There is nothing silly about the physicality of a kiss unless you want it to be. The physicality of a kiss is the best part. *Especially* the first one. How awkward it is. Those moments right before. Is he? Is she? Will we? The sexual tension is palpable. When they talk about electricity or chemistry, that’s not even a metaphor at that point. I’d be willing to bet that if the right kind of scientists got involved, they could absolutely measure the energy created between two people just before that first kiss. It’s absolutely tangible.
And as far as “the weight we give to the first kiss,” I’d say it’s worth the weight. Aside from a Hollywood/European ritualistic kiss, a kiss is reserved for family, close friends and when transformed, acts of sensuality and sexuality. For instance, aside from a few rare exceptions, humans are the only species of animals that mate face to face. That engage in the art of the kiss. Mutual meeting of the lips and tongue and teeth, if you’re careful about it. That’s a human characteristic. Dogs don’t kiss one another. It’s a very intimate act. Or, to get really low-level pop culture, let’s replay the conversation Vivenne and Edward have in the beginning of “Pretty Woman”* when she’s still just a pretty prostitute and he’s still a class-A asshole:
Vivenne: What do you want?
Edward: What do you do?
Vivenne: Everything. But I don’t kiss on the mouth.
Edward:Neither do I.

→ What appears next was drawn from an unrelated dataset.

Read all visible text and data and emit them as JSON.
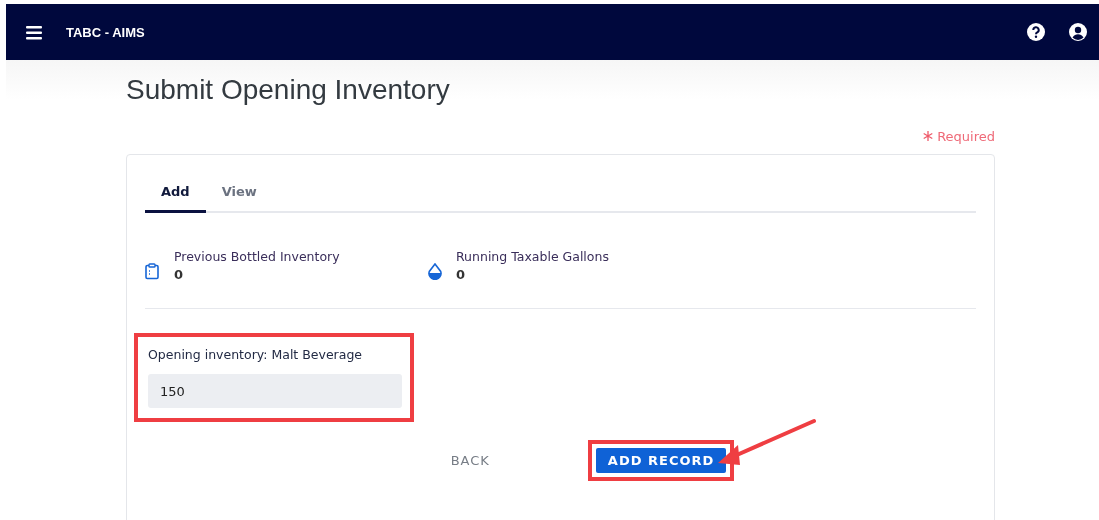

She’ll do any sex act for money, but she won’t kiss on the mouth. Get it? It’s too intimate. It’s too sacred. It’s too much about love. So there’s weight there, there’s gravitas to be given to a romantic kiss. There’s something to be given over, a part of you to be exchanged. Even at its most animal, there’s even the idea that your neck is exposed; you’re at your most vulnerable moment.
I know I’m a hopeless romantic. I know that I am a fervent cheerleader for the kiss. I know that I love to give arguments for the makeout session. But to suggest that a first kiss is nothing more than a throwaway or that we place too much importance on it? Never. In fact, I can’t even find people who seem to kiss the way I like, much less find someone who thinks that it’s that big of a deal. I’d love it if we went back to the days of the long courtship and days of many nights of necking to save ourselves a lot of heartache in the end. But, that’s just me. I’m a sucker for the (great) kiss.
*I KNOW I am not supposed to like “Pretty Woman,” either as a feminist or as someone who might even pretend they like nice things — music, film, culture. But I fucking do, okay? I like Richard Gere. I like Julia Roberts. (Sue me. Sue me.) I like the stupid ass story. I like the stupid ass dialogue. I like the stupid ending. I know, I know, I know. Sometimes, you like shit that is stupid. TOO BAD.